Formation: Double circle of pairs with inside dancer (usually gents) facing
Counter-clockwise and outside dancer (usually ladies) facing clockwise.
Raised right hands are joined palm-to-palm at shoulder level.
Footwork: Identical footwork throughout. All begin with the left foot.
Music: “The Tennessee Wig-Walk”, Russ Morgan. Decca 9-28846
Download RTF file: Tennessee Wig Walk
After the pick-up there are 8 beats before the vocal part and the start of the dance. Prompts for this simple dance are usually given partly with the music to keep dancers in time and partly as pre-cues.
25-32 – – – -; Ready for the Points (or Touches);
1-8 Front -, Side -; Cross in 3 -;
9-16 Front -, Side -; Cross in 3 -;
17-24 Around – – -; – – Forward;
25-32 To the second dancer; – Ready with left;
There are two variations for beats 1-4, take your pick.
1-2 Point left toe forward (or Touch left heel forward).
3-4 Point left toe to left side (or Touch left toe beside right instep).
5-8 Dancers exchange sides by sliding sideways nose-to-nose in 3 steps and changing to a left handhold as they do so. Swing left foot behind right placing weight on it, step to right on right foot, and close left foot beside right foot (Behind, Side, Close). Pause on the 4th beat establishing balance. Those facing CCW are now outside.
9-16 Dancers repeat 1-8 using their right foot first and changing hands again as they change sides back to their original position.
17-24 Dancers Two-hand Star Right exactly once around starting with the left foot for a left, right, left, brush (barely touch the floor as the foot is brought forward but do not step on it until the next beat); right, left, right, brush to end in their original position.
25-28 Dancers release their handhold and walk straight ahead (insides CCW, outsides CW) continuing the left, right, left, brush foot pattern. On the 4th beat dancers tap fingers or “high five” with the dancer they are passing in the opposite circle. (Alternatively dancers can do a weaving action passing left shoulders with the first one they meet.)
29-32 Dancers continue with a right, left, right, brush moving straight ahead toward the second person in the opposite circle. Upon meeting, they join raised inside hands ready to repeat the dance.
Choreography by: The song was written in the early 1950’s. The dance was invented by Syd Perkin and Edna Duffield, Stoke-on-Trent, Staffordshire, England.

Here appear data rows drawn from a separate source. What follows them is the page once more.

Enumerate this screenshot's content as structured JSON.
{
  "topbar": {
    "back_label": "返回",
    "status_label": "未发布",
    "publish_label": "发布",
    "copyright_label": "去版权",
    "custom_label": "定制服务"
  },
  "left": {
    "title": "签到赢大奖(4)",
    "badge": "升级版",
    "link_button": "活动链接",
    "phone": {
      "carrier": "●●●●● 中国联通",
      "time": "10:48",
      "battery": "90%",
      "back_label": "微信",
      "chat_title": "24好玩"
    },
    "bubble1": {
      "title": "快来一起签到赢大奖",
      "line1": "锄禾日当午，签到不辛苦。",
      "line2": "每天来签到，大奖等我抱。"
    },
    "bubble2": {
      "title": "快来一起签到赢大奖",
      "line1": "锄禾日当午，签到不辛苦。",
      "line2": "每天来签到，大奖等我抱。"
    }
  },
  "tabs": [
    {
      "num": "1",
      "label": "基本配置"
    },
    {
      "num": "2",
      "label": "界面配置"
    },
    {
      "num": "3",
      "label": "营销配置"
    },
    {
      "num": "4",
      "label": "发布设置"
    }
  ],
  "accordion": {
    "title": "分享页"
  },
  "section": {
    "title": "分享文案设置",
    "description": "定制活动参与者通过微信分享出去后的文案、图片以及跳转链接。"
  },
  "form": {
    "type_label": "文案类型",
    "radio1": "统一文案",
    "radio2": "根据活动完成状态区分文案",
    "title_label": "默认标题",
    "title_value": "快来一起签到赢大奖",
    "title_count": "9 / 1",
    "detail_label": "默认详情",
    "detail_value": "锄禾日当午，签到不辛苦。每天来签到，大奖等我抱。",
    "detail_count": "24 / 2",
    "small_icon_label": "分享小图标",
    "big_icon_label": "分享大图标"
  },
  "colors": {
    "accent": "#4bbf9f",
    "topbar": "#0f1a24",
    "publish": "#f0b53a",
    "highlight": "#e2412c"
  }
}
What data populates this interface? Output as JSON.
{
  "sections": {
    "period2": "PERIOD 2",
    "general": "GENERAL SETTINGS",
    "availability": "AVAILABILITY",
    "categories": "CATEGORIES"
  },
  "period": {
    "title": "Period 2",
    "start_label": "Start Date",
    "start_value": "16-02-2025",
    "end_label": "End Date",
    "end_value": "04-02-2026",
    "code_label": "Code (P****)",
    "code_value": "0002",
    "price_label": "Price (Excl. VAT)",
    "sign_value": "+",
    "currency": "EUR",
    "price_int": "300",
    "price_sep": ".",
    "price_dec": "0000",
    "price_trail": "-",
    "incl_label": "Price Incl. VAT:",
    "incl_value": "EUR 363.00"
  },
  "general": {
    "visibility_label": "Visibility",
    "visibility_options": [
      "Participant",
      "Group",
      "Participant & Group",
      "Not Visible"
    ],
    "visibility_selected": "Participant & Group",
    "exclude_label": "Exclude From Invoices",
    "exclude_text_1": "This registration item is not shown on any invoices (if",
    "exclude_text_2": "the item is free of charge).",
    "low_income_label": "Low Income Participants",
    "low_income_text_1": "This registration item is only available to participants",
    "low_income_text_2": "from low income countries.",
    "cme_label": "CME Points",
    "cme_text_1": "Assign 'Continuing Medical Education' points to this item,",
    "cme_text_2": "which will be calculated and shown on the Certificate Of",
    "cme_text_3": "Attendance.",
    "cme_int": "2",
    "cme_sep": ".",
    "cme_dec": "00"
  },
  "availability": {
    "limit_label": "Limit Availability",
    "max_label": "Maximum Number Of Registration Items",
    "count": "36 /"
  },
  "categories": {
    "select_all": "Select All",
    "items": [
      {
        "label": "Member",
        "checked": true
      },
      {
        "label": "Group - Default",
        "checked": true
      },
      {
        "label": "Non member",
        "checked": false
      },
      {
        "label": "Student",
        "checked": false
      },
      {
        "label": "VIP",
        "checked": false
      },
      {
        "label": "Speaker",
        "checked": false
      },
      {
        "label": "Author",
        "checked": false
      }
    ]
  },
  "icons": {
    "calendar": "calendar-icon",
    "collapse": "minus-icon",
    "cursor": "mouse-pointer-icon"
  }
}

Source: Printed in CD Journal, February 2005
Usage: This dance requires good coordination and comfort with partner changes.
This page from http://dances.callerlab.org (CALLERLAB Dance Resource).